The RHIC dipole coil cross-section was optimized for small b2 at design field and small b4 at injection (yoke was optimized for small variations in between). The final phase of dipole production showed that on the average both were much smaller than the geometric tolerances (25 micron or 1 mil) in parts. Even a 10 micron systematic error in the critical wedge would have generated larger systematic harmonic errors than measured.
The RHIC magnet design philosophy was based on a flexible approach where a mid-course correction in the manufacturing could be easily applied without disrupting the production. This approach accommodated geometric errors in individual parts, kept production line moving smoothly and made magnets with average field errors less than the geometric tolerances in parts.

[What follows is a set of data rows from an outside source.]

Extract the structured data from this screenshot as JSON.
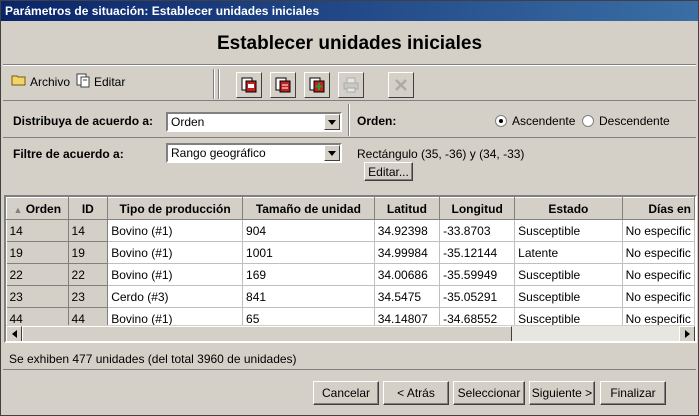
{
  "window": {
    "title": "Parámetros de situación: Establecer unidades iniciales"
  },
  "header": {
    "title": "Establecer unidades iniciales"
  },
  "toolbar": {
    "file_label": "Archivo",
    "edit_label": "Editar"
  },
  "distribute": {
    "label": "Distribuya de acuerdo a:",
    "selected": "Orden",
    "order_label": "Orden:",
    "asc_label": "Ascendente",
    "desc_label": "Descendente",
    "order_selected": "asc"
  },
  "filter": {
    "label": "Filtre de acuerdo a:",
    "selected": "Rango geográfico",
    "rect_text": "Rectángulo (35, -36) y (34, -33)",
    "edit_button": "Editar..."
  },
  "table": {
    "columns": [
      "Orden",
      "ID",
      "Tipo de producción",
      "Tamaño de unidad",
      "Latitud",
      "Longitud",
      "Estado",
      "Días en"
    ],
    "rows": [
      [
        "14",
        "14",
        "Bovino (#1)",
        "904",
        "34.92398",
        "-33.8703",
        "Susceptible",
        "No especific"
      ],
      [
        "19",
        "19",
        "Bovino (#1)",
        "1001",
        "34.99984",
        "-35.12144",
        "Latente",
        "No especific"
      ],
      [
        "22",
        "22",
        "Bovino (#1)",
        "169",
        "34.00686",
        "-35.59949",
        "Susceptible",
        "No especific"
      ],
      [
        "23",
        "23",
        "Cerdo (#3)",
        "841",
        "34.5475",
        "-35.05291",
        "Susceptible",
        "No especific"
      ],
      [
        "44",
        "44",
        "Bovino (#1)",
        "65",
        "34.14807",
        "-34.68552",
        "Susceptible",
        "No especific"
      ]
    ]
  },
  "status": {
    "text": "Se exhiben 477 unidades (del total 3960 de unidades)"
  },
  "footer": {
    "cancel": "Cancelar",
    "back": "< Atrás",
    "select": "Seleccionar",
    "next": "Siguiente >",
    "finish": "Finalizar"
  }
}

RMS errors (shown earlier) were also much smaller than previously thought possible. RHIC dipoles use phenolic RX630 spacers between the coil and iron. This is a critical component which defines coil geometry and hence influences the geometric errors in field harmonics. This component had part to part variation of 2-3 mils instead of 1 mil. However, the RMS errors in RHIC magnets (generated from this and other parts) were much smaller. Explanation: the field errors are smaller than the corresponding mechanical errors in parts thanks to averaging (if the quantity of those components is large) and symmetry effects (if the components are used in a symmetric fashion).
Conclusion: Both systematic and random geometric field errors in magnets are much smaller than the geometric tolerances in parts.